Try it: Please restate the data word for word, leaving out no line.

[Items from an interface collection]
■ ■ ■ ■

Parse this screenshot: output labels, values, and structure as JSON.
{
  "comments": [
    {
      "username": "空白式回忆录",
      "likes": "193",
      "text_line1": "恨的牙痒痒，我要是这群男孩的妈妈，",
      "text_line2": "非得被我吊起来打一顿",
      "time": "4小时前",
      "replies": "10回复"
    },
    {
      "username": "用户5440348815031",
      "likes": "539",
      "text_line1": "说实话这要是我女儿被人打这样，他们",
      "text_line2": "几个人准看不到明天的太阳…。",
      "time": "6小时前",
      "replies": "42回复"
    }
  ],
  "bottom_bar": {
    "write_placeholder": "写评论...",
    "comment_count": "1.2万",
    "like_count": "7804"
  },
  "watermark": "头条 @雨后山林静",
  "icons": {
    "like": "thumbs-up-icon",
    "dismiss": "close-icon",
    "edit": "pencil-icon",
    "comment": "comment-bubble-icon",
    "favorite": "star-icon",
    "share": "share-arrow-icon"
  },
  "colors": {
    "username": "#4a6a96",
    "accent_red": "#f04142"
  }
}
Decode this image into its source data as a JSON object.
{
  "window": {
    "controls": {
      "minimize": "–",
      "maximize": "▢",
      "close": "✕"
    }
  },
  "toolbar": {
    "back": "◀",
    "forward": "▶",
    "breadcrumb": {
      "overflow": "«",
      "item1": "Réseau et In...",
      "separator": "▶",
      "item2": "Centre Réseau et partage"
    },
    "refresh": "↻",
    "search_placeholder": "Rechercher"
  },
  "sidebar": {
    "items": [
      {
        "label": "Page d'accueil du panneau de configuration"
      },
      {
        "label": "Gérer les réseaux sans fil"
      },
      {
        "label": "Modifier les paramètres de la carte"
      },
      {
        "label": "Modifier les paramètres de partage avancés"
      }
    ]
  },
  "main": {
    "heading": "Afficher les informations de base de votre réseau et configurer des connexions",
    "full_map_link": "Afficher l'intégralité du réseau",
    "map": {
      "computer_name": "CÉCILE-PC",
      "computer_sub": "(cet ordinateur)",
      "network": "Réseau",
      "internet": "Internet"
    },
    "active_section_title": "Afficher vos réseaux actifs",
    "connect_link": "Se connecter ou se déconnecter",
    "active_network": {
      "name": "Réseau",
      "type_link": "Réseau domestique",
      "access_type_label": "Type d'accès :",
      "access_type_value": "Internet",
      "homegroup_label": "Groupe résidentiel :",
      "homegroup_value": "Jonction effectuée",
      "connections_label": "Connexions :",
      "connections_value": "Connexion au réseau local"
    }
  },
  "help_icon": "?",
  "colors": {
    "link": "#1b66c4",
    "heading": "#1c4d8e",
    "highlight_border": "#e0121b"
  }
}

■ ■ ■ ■

Exercise response:
Parse this screenshot: output labels, values, and structure as JSON.
{
  "comments": [
    {
      "username": "空白式回忆录",
      "likes": "193",
      "text_line1": "恨的牙痒痒，我要是这群男孩的妈妈，",
      "text_line2": "非得被我吊起来打一顿",
      "time": "4小时前",
      "replies": "10回复"
    },
    {
      "username": "用户5440348815031",
      "likes": "539",
      "text_line1": "说实话这要是我女儿被人打这样，他们",
      "text_line2": "几个人准看不到明天的太阳…。",
      "time": "6小时前",
      "replies": "42回复"
    }
  ],
  "bottom_bar": {
    "write_placeholder": "写评论...",
    "comment_count": "1.2万",
    "like_count": "7804"
  },
  "watermark": "头条 @雨后山林静",
  "icons": {
    "like": "thumbs-up-icon",
    "dismiss": "close-icon",
    "edit": "pencil-icon",
    "comment": "comment-bubble-icon",
    "favorite": "star-icon",
    "share": "share-arrow-icon"
  },
  "colors": {
    "username": "#4a6a96",
    "accent_red": "#f04142"
  }
}
Decode this image into its source data as a JSON object.
{
  "window": {
    "controls": {
      "minimize": "–",
      "maximize": "▢",
      "close": "✕"
    }
  },
  "toolbar": {
    "back": "◀",
    "forward": "▶",
    "breadcrumb": {
      "overflow": "«",
      "item1": "Réseau et In...",
      "separator": "▶",
      "item2": "Centre Réseau et partage"
    },
    "refresh": "↻",
    "search_placeholder": "Rechercher"
  },
  "sidebar": {
    "items": [
      {
        "label": "Page d'accueil du panneau de configuration"
      },
      {
        "label": "Gérer les réseaux sans fil"
      },
      {
        "label": "Modifier les paramètres de la carte"
      },
      {
        "label": "Modifier les paramètres de partage avancés"
      }
    ]
  },
  "main": {
    "heading": "Afficher les informations de base de votre réseau et configurer des connexions",
    "full_map_link": "Afficher l'intégralité du réseau",
    "map": {
      "computer_name": "CÉCILE-PC",
      "computer_sub": "(cet ordinateur)",
      "network": "Réseau",
      "internet": "Internet"
    },
    "active_section_title": "Afficher vos réseaux actifs",
    "connect_link": "Se connecter ou se déconnecter",
    "active_network": {
      "name": "Réseau",
      "type_link": "Réseau domestique",
      "access_type_label": "Type d'accès :",
      "access_type_value": "Internet",
      "homegroup_label": "Groupe résidentiel :",
      "homegroup_value": "Jonction effectuée",
      "connections_label": "Connexions :",
      "connections_value": "Connexion au réseau local"
    }
  },
  "help_icon": "?",
  "colors": {
    "link": "#1b66c4",
    "heading": "#1c4d8e",
    "highlight_border": "#e0121b"
  }
}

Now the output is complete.